Requirement » Exactly as written and without the pictures, output the entries below.

Dataset excerpts
======

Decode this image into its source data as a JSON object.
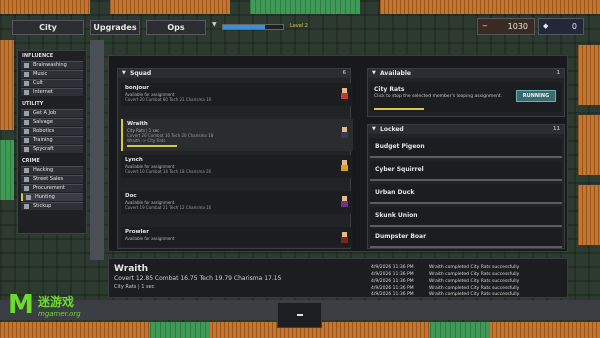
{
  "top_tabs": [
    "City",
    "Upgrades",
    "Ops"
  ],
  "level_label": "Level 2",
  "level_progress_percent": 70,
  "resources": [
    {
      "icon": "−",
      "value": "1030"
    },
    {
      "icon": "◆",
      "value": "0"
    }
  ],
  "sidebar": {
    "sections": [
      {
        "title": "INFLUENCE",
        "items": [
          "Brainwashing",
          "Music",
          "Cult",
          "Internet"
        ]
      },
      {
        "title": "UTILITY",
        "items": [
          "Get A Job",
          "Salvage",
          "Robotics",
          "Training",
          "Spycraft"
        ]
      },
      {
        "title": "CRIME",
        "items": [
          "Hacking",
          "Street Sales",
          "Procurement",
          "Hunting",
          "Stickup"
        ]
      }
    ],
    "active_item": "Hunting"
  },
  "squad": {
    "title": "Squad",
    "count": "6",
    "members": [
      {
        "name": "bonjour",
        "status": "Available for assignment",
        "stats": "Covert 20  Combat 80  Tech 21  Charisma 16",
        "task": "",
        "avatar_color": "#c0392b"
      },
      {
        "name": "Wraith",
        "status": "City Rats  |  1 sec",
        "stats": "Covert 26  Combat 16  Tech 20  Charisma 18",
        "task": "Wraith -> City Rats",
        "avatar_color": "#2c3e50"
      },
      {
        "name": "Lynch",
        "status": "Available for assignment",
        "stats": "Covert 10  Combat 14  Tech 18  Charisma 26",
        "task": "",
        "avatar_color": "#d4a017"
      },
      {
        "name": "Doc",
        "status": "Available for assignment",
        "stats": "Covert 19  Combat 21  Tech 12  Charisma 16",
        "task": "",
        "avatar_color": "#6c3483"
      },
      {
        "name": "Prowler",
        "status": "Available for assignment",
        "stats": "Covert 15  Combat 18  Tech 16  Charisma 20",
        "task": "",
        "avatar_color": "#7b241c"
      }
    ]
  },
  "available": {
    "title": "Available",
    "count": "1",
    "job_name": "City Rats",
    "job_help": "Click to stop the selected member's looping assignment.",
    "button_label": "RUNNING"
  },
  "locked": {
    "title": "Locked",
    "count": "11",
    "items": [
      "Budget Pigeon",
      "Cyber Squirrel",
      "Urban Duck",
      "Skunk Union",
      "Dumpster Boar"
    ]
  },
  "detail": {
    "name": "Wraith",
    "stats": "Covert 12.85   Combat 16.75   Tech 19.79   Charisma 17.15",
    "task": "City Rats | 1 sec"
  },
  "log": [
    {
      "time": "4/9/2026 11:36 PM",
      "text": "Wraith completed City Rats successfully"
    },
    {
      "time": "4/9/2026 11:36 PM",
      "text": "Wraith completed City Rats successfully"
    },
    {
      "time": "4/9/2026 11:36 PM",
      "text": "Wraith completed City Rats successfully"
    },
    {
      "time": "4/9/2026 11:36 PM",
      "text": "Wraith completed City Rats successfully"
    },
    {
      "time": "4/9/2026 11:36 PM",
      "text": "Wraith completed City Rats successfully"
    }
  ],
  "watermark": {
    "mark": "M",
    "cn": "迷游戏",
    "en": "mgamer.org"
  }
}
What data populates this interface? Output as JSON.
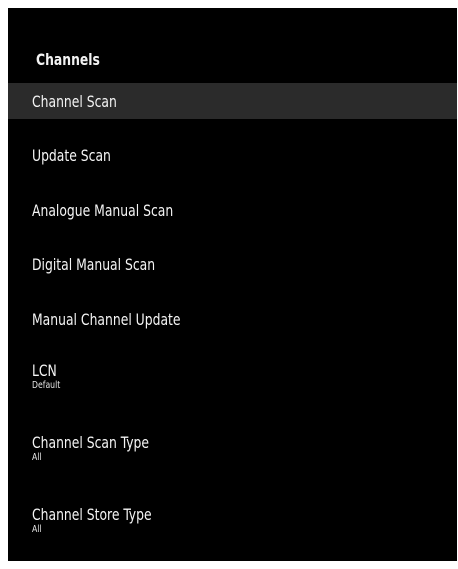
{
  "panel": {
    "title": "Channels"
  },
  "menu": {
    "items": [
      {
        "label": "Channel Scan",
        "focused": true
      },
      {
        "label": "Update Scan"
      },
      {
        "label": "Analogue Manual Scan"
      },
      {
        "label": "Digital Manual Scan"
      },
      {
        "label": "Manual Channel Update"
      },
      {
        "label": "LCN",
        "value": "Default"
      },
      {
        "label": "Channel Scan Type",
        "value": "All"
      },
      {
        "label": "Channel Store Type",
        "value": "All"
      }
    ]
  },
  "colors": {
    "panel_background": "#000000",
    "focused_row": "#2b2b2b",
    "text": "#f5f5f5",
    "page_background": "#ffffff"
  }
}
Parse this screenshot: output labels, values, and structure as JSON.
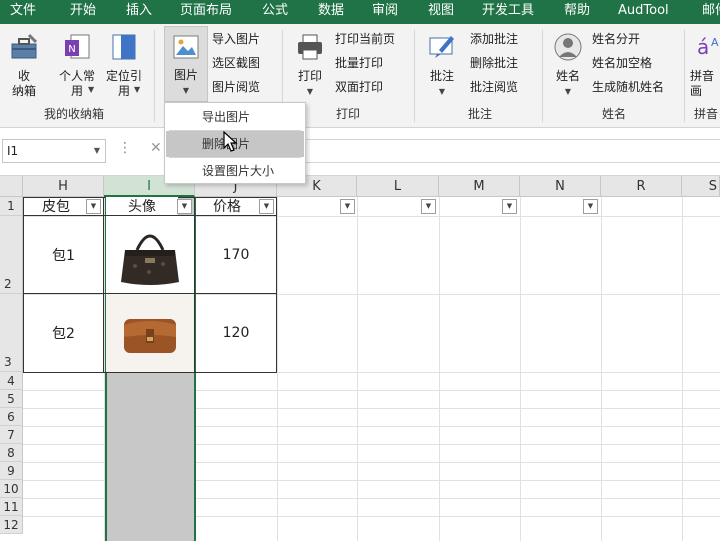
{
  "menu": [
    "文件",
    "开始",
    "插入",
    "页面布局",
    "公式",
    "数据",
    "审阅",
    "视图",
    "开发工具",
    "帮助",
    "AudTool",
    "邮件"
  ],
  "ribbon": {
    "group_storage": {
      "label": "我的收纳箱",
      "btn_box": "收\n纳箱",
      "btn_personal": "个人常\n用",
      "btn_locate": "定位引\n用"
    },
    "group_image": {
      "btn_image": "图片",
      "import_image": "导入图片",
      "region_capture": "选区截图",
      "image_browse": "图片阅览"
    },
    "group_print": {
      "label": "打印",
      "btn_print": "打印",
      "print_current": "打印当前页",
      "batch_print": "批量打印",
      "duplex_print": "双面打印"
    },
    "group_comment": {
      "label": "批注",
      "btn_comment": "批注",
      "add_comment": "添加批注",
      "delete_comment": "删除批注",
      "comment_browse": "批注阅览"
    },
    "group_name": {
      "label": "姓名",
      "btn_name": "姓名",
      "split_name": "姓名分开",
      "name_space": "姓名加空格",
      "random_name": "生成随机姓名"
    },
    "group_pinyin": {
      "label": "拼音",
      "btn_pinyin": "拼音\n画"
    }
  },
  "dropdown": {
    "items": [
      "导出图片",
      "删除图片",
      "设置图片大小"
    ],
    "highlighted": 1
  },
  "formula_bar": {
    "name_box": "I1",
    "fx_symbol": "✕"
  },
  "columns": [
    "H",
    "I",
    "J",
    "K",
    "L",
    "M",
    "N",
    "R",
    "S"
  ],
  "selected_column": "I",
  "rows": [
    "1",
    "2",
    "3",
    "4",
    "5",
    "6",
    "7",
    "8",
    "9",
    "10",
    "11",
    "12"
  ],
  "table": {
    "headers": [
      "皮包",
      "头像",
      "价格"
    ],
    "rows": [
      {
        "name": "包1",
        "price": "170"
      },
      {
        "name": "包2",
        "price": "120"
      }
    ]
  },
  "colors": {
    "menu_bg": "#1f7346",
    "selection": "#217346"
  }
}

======

Exercise response »
Decode this image into its source data as a JSON object.
{
  "top_tabs": [
    "City",
    "Upgrades",
    "Ops"
  ],
  "level_label": "Level 2",
  "level_progress_percent": 70,
  "resources": [
    {
      "icon": "−",
      "value": "1030"
    },
    {
      "icon": "◆",
      "value": "0"
    }
  ],
  "sidebar": {
    "sections": [
      {
        "title": "INFLUENCE",
        "items": [
          "Brainwashing",
          "Music",
          "Cult",
          "Internet"
        ]
      },
      {
        "title": "UTILITY",
        "items": [
          "Get A Job",
          "Salvage",
          "Robotics",
          "Training",
          "Spycraft"
        ]
      },
      {
        "title": "CRIME",
        "items": [
          "Hacking",
          "Street Sales",
          "Procurement",
          "Hunting",
          "Stickup"
        ]
      }
    ],
    "active_item": "Hunting"
  },
  "squad": {
    "title": "Squad",
    "count": "6",
    "members": [
      {
        "name": "bonjour",
        "status": "Available for assignment",
        "stats": "Covert 20  Combat 80  Tech 21  Charisma 16",
        "task": "",
        "avatar_color": "#c0392b"
      },
      {
        "name": "Wraith",
        "status": "City Rats  |  1 sec",
        "stats": "Covert 26  Combat 16  Tech 20  Charisma 18",
        "task": "Wraith -> City Rats",
        "avatar_color": "#2c3e50"
      },
      {
        "name": "Lynch",
        "status": "Available for assignment",
        "stats": "Covert 10  Combat 14  Tech 18  Charisma 26",
        "task": "",
        "avatar_color": "#d4a017"
      },
      {
        "name": "Doc",
        "status": "Available for assignment",
        "stats": "Covert 19  Combat 21  Tech 12  Charisma 16",
        "task": "",
        "avatar_color": "#6c3483"
      },
      {
        "name": "Prowler",
        "status": "Available for assignment",
        "stats": "Covert 15  Combat 18  Tech 16  Charisma 20",
        "task": "",
        "avatar_color": "#7b241c"
      }
    ]
  },
  "available": {
    "title": "Available",
    "count": "1",
    "job_name": "City Rats",
    "job_help": "Click to stop the selected member's looping assignment.",
    "button_label": "RUNNING"
  },
  "locked": {
    "title": "Locked",
    "count": "11",
    "items": [
      "Budget Pigeon",
      "Cyber Squirrel",
      "Urban Duck",
      "Skunk Union",
      "Dumpster Boar"
    ]
  },
  "detail": {
    "name": "Wraith",
    "stats": "Covert 12.85   Combat 16.75   Tech 19.79   Charisma 17.15",
    "task": "City Rats | 1 sec"
  },
  "log": [
    {
      "time": "4/9/2026 11:36 PM",
      "text": "Wraith completed City Rats successfully"
    },
    {
      "time": "4/9/2026 11:36 PM",
      "text": "Wraith completed City Rats successfully"
    },
    {
      "time": "4/9/2026 11:36 PM",
      "text": "Wraith completed City Rats successfully"
    },
    {
      "time": "4/9/2026 11:36 PM",
      "text": "Wraith completed City Rats successfully"
    },
    {
      "time": "4/9/2026 11:36 PM",
      "text": "Wraith completed City Rats successfully"
    }
  ],
  "watermark": {
    "mark": "M",
    "cn": "迷游戏",
    "en": "mgamer.org"
  }
}
What data populates this interface? Output as JSON.
{
  "panel": {
    "title": "Channels"
  },
  "menu": {
    "items": [
      {
        "label": "Channel Scan",
        "focused": true
      },
      {
        "label": "Update Scan"
      },
      {
        "label": "Analogue Manual Scan"
      },
      {
        "label": "Digital Manual Scan"
      },
      {
        "label": "Manual Channel Update"
      },
      {
        "label": "LCN",
        "value": "Default"
      },
      {
        "label": "Channel Scan Type",
        "value": "All"
      },
      {
        "label": "Channel Store Type",
        "value": "All"
      }
    ]
  },
  "colors": {
    "panel_background": "#000000",
    "focused_row": "#2b2b2b",
    "text": "#f5f5f5",
    "page_background": "#ffffff"
  }
}
Parse this screenshot: output labels, values, and structure as JSON.
{
  "menu": [
    "文件",
    "开始",
    "插入",
    "页面布局",
    "公式",
    "数据",
    "审阅",
    "视图",
    "开发工具",
    "帮助",
    "AudTool",
    "邮件"
  ],
  "ribbon": {
    "group_storage": {
      "label": "我的收纳箱",
      "btn_box": "收\n纳箱",
      "btn_personal": "个人常\n用",
      "btn_locate": "定位引\n用"
    },
    "group_image": {
      "btn_image": "图片",
      "import_image": "导入图片",
      "region_capture": "选区截图",
      "image_browse": "图片阅览"
    },
    "group_print": {
      "label": "打印",
      "btn_print": "打印",
      "print_current": "打印当前页",
      "batch_print": "批量打印",
      "duplex_print": "双面打印"
    },
    "group_comment": {
      "label": "批注",
      "btn_comment": "批注",
      "add_comment": "添加批注",
      "delete_comment": "删除批注",
      "comment_browse": "批注阅览"
    },
    "group_name": {
      "label": "姓名",
      "btn_name": "姓名",
      "split_name": "姓名分开",
      "name_space": "姓名加空格",
      "random_name": "生成随机姓名"
    },
    "group_pinyin": {
      "label": "拼音",
      "btn_pinyin": "拼音\n画"
    }
  },
  "dropdown": {
    "items": [
      "导出图片",
      "删除图片",
      "设置图片大小"
    ],
    "highlighted": 1
  },
  "formula_bar": {
    "name_box": "I1",
    "fx_symbol": "✕"
  },
  "columns": [
    "H",
    "I",
    "J",
    "K",
    "L",
    "M",
    "N",
    "R",
    "S"
  ],
  "selected_column": "I",
  "rows": [
    "1",
    "2",
    "3",
    "4",
    "5",
    "6",
    "7",
    "8",
    "9",
    "10",
    "11",
    "12"
  ],
  "table": {
    "headers": [
      "皮包",
      "头像",
      "价格"
    ],
    "rows": [
      {
        "name": "包1",
        "price": "170"
      },
      {
        "name": "包2",
        "price": "120"
      }
    ]
  },
  "colors": {
    "menu_bg": "#1f7346",
    "selection": "#217346"
  }
}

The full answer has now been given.